Children’s books in translation can foster better understanding of cultural differences
by Pisana Ferrari – cApStAn Ambassador to the Global Village

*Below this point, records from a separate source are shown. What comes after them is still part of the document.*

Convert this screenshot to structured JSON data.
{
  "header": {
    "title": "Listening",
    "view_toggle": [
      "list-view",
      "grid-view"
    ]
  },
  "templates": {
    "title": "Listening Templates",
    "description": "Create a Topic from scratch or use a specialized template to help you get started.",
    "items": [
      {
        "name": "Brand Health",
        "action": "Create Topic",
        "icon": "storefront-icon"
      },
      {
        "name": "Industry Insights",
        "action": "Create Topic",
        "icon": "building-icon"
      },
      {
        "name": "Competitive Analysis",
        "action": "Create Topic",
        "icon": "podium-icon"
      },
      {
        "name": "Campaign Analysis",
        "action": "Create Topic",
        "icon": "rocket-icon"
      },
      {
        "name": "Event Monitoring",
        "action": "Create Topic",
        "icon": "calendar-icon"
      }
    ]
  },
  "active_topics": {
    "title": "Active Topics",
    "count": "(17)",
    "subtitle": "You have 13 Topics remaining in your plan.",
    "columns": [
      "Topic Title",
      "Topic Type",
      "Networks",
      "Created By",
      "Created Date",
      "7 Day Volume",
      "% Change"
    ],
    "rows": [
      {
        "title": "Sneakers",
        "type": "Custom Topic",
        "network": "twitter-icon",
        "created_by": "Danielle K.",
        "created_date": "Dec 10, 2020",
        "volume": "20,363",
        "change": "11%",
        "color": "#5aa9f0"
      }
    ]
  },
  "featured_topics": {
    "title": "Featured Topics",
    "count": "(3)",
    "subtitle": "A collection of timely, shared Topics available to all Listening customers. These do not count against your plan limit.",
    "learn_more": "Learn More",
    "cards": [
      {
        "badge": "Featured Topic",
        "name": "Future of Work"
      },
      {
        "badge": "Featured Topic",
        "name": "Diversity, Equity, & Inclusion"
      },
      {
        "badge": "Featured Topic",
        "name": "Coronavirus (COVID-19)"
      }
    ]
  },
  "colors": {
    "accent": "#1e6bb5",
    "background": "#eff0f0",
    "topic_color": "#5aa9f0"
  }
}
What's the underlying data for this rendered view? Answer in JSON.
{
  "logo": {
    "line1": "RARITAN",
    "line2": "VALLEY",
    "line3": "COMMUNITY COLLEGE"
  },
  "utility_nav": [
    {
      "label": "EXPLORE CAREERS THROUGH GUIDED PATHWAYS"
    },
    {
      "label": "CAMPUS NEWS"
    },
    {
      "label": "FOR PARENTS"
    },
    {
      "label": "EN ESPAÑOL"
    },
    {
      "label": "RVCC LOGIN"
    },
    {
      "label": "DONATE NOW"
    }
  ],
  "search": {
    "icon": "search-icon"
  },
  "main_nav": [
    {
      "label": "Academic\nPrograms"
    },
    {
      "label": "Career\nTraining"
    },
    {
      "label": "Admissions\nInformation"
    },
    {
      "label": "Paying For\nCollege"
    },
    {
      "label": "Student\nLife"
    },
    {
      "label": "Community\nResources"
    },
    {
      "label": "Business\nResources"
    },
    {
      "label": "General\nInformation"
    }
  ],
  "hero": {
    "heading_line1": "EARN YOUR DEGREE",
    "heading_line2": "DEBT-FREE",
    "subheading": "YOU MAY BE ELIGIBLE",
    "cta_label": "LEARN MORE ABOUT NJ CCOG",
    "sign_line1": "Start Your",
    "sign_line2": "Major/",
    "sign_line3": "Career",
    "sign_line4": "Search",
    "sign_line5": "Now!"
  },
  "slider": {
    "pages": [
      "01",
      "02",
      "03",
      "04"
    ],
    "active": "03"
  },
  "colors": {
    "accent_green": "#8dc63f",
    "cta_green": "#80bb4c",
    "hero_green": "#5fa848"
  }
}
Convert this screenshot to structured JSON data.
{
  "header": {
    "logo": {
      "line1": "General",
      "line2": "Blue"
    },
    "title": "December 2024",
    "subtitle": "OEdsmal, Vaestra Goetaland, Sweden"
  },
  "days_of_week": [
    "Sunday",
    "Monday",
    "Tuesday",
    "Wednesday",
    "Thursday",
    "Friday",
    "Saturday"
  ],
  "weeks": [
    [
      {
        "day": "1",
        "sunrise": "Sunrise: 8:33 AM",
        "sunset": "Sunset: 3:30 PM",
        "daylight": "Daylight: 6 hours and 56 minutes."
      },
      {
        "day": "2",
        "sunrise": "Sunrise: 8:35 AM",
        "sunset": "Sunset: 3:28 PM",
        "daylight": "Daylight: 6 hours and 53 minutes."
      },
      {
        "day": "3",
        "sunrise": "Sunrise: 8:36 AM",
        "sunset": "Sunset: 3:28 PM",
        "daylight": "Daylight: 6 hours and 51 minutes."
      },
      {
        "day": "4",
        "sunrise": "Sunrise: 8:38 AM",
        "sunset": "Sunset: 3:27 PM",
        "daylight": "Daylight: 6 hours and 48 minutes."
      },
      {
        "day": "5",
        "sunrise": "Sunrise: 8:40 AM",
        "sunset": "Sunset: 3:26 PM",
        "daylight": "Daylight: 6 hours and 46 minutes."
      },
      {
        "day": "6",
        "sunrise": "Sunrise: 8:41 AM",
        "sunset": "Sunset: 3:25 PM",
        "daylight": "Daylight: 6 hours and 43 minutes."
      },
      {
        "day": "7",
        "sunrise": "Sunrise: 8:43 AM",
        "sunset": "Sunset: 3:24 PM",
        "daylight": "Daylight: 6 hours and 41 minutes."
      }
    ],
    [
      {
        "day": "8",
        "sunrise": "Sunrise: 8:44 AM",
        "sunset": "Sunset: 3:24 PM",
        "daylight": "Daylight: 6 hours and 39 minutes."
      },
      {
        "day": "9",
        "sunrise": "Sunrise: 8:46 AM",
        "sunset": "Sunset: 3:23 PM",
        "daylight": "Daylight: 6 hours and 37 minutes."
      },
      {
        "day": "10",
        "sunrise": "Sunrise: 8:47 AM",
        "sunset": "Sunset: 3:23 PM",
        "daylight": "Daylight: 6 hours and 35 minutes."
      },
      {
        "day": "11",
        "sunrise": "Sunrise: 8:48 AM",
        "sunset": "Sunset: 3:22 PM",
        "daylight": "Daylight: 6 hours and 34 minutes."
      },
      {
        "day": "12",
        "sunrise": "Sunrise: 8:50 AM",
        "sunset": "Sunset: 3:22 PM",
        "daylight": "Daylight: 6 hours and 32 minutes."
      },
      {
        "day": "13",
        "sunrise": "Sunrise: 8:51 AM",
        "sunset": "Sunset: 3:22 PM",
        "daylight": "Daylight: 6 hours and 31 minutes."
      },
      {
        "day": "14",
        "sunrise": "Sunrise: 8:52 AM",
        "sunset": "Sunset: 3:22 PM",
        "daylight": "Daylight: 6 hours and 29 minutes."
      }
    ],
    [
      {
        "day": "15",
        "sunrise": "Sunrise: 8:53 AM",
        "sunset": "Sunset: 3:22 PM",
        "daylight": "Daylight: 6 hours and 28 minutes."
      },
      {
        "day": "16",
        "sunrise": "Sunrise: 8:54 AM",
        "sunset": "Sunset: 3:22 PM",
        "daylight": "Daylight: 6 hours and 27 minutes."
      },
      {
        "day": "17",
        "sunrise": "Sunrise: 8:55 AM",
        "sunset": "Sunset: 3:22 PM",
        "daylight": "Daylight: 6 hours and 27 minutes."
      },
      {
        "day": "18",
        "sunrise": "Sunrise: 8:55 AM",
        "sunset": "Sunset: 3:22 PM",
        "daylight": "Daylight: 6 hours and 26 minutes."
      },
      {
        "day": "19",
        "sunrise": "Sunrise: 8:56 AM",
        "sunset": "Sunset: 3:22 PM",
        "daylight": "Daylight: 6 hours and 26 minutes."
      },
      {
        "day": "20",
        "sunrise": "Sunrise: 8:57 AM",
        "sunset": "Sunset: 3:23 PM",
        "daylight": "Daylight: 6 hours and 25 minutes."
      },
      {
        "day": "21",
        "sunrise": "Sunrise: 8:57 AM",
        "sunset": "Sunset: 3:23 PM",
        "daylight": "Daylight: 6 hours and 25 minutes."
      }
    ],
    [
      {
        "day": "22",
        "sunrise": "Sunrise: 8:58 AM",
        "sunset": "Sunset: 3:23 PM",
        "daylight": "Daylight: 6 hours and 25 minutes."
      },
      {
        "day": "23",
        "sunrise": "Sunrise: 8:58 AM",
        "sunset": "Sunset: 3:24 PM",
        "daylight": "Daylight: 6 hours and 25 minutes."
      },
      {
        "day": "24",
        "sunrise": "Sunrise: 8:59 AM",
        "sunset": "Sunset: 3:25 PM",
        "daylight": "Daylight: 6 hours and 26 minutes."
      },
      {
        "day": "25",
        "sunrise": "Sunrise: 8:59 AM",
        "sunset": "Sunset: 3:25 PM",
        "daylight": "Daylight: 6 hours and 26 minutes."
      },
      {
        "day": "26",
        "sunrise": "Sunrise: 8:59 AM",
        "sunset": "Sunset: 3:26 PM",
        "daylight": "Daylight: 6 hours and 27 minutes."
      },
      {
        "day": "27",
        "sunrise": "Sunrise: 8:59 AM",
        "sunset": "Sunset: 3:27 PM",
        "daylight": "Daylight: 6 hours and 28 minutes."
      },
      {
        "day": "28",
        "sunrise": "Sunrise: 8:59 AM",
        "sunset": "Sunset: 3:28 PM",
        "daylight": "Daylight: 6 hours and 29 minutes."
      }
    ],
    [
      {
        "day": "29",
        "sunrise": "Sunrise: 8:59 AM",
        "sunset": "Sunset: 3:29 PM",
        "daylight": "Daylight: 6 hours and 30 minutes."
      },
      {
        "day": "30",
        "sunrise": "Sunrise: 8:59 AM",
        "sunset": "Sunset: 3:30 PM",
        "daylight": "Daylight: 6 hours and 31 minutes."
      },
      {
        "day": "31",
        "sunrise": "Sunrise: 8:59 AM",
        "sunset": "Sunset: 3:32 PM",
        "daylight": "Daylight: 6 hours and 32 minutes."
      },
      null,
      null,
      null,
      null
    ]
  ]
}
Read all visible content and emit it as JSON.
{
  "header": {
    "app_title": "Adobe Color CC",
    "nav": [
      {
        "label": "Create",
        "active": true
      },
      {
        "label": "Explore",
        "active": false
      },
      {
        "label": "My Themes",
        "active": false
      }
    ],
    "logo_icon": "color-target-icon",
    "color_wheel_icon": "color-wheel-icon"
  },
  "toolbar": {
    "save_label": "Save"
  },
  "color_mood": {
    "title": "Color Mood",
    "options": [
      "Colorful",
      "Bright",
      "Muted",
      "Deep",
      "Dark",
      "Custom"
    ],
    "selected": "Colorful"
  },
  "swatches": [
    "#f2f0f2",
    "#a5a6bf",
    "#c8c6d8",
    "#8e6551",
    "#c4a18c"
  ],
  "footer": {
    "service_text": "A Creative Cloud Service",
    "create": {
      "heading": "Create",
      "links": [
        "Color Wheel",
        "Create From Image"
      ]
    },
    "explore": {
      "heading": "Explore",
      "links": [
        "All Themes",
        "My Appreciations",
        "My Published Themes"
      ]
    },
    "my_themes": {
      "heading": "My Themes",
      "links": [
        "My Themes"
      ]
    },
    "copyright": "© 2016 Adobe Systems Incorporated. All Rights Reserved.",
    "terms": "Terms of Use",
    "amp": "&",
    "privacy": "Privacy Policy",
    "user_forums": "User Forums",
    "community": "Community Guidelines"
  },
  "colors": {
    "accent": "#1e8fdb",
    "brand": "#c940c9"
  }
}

At a time when understanding different perspectives seems like our best hope for a kind and sane world, exposing the youngest members of our society to different viewpoints seems like the perfect place to start, says Emma Ramadan, author of this article. She welcomes the fact that, in recent years, “more and more children’s imprints have cropped up within US publishers of translated literature”. The “developmental” aspect is also raised by one of the translators interviewed, Denise Muir, who says she is drawn in particular to “issue books,” i.e. books which challenge stereotypes and invite reflection on the world around us. Lawrence Schimel, one of the other translators interviewed, says children live in the world and ideally should have access to cultures and stories from all over, so that he often pushes for the translation of stories “that aren’t otherwise being told”. Laura Watkinson notes that children’s books from Flanders, the Dutch-speaking part of Belgium, can be “a little more dark and daring” in terms of the themes they touch on (sex, death, dementia). Japanese translator Ginny Tapley Takemori has two published books about World War II, told from the perspective of a child. What of the specific challenges? Working with the minimal text on the page, how the words work with the images, the assumptions publishers have about what children want, the puns, the wordplay, the nicknames, the titles, the invented languages…these are just some of those cited by the author. We are probably missing out on translating many great works being published for example across the Anglophone children’s book world, says translator Daniel Hahn, but, he adds, “there are still lazy (and exclusivist) assumptions about what children want, entrenched old taboos, and risk-aversions right up the chain”. Which is something he says he is working on.
Photo credit Jon Tyson @ Unsplash